Everyone thinks pigeons and rats are so gross. And they are. But here’s what they don’t do: Charge at you. Dig massive holes in the ground. Snort. Which is why, as the next 10 years elapse and wild pigs become the biggest pest in our nation’s capital, Washingtonians will look upon the days when all they had to worry about were pigeons and rats as a paradise of happiness.
Just so we are clear, wild pigs are not the type that are pink and soft and spoken highly of by spiders. They are rutting and wild and kind of gross. They make scary noises. Currently, wild pig experts — that’s not really a specialty, but perhaps it will be soon — think there are about 2,500 to 3,00o wild pigs in Virginia. These pigs have come up about as high as the town of Catlett — about 40 miles from D.C. But they are pretty good at breeding, as you might imagine. In Texas, for example, there are 3 to 4 million of them. One of the problems with these uncouth bastards — they roam a lot. They spread out. They breed. They spread out. They breed. They spread out.
So how did we get wild pigs in a largely urban area? Anyone guessing “human stupidity” wins. Hunters who like hunting these animals brought them up north from the Carolinas so they could hunt them. Except … whoops. They forgot they couldn’t shoot them as fast as they’d breed and multiply and become a serious nuisance. God. Obama is such a bad president. We can’t believe this happened on his watch.

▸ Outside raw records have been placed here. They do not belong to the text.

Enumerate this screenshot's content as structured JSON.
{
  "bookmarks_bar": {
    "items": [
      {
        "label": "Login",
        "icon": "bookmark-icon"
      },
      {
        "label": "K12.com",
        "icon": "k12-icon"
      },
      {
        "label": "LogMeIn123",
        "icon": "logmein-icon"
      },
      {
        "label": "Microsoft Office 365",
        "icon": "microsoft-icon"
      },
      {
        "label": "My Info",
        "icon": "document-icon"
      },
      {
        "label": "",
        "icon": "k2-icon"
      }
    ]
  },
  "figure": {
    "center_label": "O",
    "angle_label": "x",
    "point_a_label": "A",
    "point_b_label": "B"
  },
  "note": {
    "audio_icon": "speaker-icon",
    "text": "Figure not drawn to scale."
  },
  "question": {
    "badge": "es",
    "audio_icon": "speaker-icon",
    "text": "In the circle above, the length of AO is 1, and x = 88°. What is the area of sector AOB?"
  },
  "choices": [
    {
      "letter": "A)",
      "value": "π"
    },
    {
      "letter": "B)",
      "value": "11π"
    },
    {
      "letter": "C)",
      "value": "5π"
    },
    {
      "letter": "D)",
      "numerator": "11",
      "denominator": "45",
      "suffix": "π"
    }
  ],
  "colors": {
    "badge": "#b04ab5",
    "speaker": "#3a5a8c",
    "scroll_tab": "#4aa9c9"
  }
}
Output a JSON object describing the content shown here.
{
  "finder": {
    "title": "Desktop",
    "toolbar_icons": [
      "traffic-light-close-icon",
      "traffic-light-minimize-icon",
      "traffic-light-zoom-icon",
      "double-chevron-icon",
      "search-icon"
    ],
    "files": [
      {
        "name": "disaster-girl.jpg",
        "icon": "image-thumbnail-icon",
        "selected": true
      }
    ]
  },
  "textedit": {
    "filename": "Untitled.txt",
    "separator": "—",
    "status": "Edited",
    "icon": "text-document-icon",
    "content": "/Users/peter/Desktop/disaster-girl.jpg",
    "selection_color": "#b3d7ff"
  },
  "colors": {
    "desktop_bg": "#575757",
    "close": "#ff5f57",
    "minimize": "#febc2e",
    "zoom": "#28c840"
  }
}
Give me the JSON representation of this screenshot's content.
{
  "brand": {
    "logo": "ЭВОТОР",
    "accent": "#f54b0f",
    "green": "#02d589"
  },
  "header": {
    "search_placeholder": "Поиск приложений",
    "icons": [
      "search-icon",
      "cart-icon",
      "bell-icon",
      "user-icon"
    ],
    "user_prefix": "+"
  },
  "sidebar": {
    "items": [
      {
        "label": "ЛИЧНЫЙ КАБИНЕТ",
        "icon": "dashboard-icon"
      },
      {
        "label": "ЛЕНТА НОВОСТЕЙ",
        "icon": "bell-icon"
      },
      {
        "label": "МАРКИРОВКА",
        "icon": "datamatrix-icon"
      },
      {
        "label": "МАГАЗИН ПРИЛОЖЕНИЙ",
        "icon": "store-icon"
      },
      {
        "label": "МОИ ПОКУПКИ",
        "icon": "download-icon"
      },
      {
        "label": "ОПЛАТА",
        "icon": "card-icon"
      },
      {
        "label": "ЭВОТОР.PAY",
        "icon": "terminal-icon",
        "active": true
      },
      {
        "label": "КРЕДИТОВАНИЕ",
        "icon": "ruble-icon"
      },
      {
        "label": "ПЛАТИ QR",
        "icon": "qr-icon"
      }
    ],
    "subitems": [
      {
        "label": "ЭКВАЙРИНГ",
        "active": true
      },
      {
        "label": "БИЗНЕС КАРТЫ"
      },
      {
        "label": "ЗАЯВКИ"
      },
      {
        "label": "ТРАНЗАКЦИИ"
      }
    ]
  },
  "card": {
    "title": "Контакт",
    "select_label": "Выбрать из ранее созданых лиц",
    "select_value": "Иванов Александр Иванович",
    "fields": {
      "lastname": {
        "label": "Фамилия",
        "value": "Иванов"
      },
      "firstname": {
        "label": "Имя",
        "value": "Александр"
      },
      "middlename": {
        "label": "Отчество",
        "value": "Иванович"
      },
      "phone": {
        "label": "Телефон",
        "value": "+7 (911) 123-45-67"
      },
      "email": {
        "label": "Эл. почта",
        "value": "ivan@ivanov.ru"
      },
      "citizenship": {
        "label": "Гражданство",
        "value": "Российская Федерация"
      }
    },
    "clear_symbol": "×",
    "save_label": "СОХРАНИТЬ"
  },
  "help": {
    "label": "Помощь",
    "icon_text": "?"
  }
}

Wild pigs may become Washington’s next big pest, Washington Post.
Get Grist in your inbox